Task to complete -
Each entry needs to be repeated exactly, with nothing added or removed.

Data to examine -
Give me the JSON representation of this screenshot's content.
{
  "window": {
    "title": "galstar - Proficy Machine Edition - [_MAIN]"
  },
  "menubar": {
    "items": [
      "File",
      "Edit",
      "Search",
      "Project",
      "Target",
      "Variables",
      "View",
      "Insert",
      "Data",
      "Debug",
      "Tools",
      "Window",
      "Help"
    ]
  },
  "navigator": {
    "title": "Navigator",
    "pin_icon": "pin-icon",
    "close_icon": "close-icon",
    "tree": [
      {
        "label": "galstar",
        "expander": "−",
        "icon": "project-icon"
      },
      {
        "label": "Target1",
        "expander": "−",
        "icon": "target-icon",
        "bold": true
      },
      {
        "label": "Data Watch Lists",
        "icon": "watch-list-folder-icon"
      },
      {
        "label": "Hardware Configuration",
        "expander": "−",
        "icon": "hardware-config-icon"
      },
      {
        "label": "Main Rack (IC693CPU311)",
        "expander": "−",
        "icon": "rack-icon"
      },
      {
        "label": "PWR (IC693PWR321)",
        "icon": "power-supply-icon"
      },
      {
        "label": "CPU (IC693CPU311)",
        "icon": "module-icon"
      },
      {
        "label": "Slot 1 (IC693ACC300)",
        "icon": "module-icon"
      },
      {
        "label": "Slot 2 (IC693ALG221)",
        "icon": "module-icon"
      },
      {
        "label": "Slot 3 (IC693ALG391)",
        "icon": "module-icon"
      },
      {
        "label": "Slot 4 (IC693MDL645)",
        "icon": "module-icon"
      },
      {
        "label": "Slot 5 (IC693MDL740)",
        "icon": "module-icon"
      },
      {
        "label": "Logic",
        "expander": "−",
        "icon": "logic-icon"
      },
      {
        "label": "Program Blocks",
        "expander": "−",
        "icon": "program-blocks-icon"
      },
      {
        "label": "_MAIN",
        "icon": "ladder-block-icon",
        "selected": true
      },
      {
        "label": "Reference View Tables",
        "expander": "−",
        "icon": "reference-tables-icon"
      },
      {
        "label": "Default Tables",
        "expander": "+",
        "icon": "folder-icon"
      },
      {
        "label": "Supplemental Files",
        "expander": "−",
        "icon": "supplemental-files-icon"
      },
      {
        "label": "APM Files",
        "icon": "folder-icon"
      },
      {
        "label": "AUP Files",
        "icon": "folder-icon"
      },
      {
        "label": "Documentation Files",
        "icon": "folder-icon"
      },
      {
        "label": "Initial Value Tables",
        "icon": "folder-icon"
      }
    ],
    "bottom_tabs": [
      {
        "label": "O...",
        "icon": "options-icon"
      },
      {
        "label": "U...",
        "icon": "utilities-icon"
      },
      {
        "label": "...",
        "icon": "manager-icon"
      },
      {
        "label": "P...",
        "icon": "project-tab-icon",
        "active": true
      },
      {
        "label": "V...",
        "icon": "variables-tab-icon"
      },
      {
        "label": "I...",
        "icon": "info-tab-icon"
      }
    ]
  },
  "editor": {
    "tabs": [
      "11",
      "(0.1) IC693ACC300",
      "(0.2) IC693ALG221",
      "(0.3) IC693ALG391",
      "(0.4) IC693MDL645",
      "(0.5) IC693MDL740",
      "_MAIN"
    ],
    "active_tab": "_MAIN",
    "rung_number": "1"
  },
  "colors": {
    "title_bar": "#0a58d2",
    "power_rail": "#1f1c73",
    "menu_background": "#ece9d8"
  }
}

Task response -
Give me the JSON representation of this screenshot's content.
{
  "window": {
    "title": "galstar - Proficy Machine Edition - [_MAIN]"
  },
  "menubar": {
    "items": [
      "File",
      "Edit",
      "Search",
      "Project",
      "Target",
      "Variables",
      "View",
      "Insert",
      "Data",
      "Debug",
      "Tools",
      "Window",
      "Help"
    ]
  },
  "navigator": {
    "title": "Navigator",
    "pin_icon": "pin-icon",
    "close_icon": "close-icon",
    "tree": [
      {
        "label": "galstar",
        "expander": "−",
        "icon": "project-icon"
      },
      {
        "label": "Target1",
        "expander": "−",
        "icon": "target-icon",
        "bold": true
      },
      {
        "label": "Data Watch Lists",
        "icon": "watch-list-folder-icon"
      },
      {
        "label": "Hardware Configuration",
        "expander": "−",
        "icon": "hardware-config-icon"
      },
      {
        "label": "Main Rack (IC693CPU311)",
        "expander": "−",
        "icon": "rack-icon"
      },
      {
        "label": "PWR (IC693PWR321)",
        "icon": "power-supply-icon"
      },
      {
        "label": "CPU (IC693CPU311)",
        "icon": "module-icon"
      },
      {
        "label": "Slot 1 (IC693ACC300)",
        "icon": "module-icon"
      },
      {
        "label": "Slot 2 (IC693ALG221)",
        "icon": "module-icon"
      },
      {
        "label": "Slot 3 (IC693ALG391)",
        "icon": "module-icon"
      },
      {
        "label": "Slot 4 (IC693MDL645)",
        "icon": "module-icon"
      },
      {
        "label": "Slot 5 (IC693MDL740)",
        "icon": "module-icon"
      },
      {
        "label": "Logic",
        "expander": "−",
        "icon": "logic-icon"
      },
      {
        "label": "Program Blocks",
        "expander": "−",
        "icon": "program-blocks-icon"
      },
      {
        "label": "_MAIN",
        "icon": "ladder-block-icon",
        "selected": true
      },
      {
        "label": "Reference View Tables",
        "expander": "−",
        "icon": "reference-tables-icon"
      },
      {
        "label": "Default Tables",
        "expander": "+",
        "icon": "folder-icon"
      },
      {
        "label": "Supplemental Files",
        "expander": "−",
        "icon": "supplemental-files-icon"
      },
      {
        "label": "APM Files",
        "icon": "folder-icon"
      },
      {
        "label": "AUP Files",
        "icon": "folder-icon"
      },
      {
        "label": "Documentation Files",
        "icon": "folder-icon"
      },
      {
        "label": "Initial Value Tables",
        "icon": "folder-icon"
      }
    ],
    "bottom_tabs": [
      {
        "label": "O...",
        "icon": "options-icon"
      },
      {
        "label": "U...",
        "icon": "utilities-icon"
      },
      {
        "label": "...",
        "icon": "manager-icon"
      },
      {
        "label": "P...",
        "icon": "project-tab-icon",
        "active": true
      },
      {
        "label": "V...",
        "icon": "variables-tab-icon"
      },
      {
        "label": "I...",
        "icon": "info-tab-icon"
      }
    ]
  },
  "editor": {
    "tabs": [
      "11",
      "(0.1) IC693ACC300",
      "(0.2) IC693ALG221",
      "(0.3) IC693ALG391",
      "(0.4) IC693MDL645",
      "(0.5) IC693MDL740",
      "_MAIN"
    ],
    "active_tab": "_MAIN",
    "rung_number": "1"
  },
  "colors": {
    "title_bar": "#0a58d2",
    "power_rail": "#1f1c73",
    "menu_background": "#ece9d8"
  }
}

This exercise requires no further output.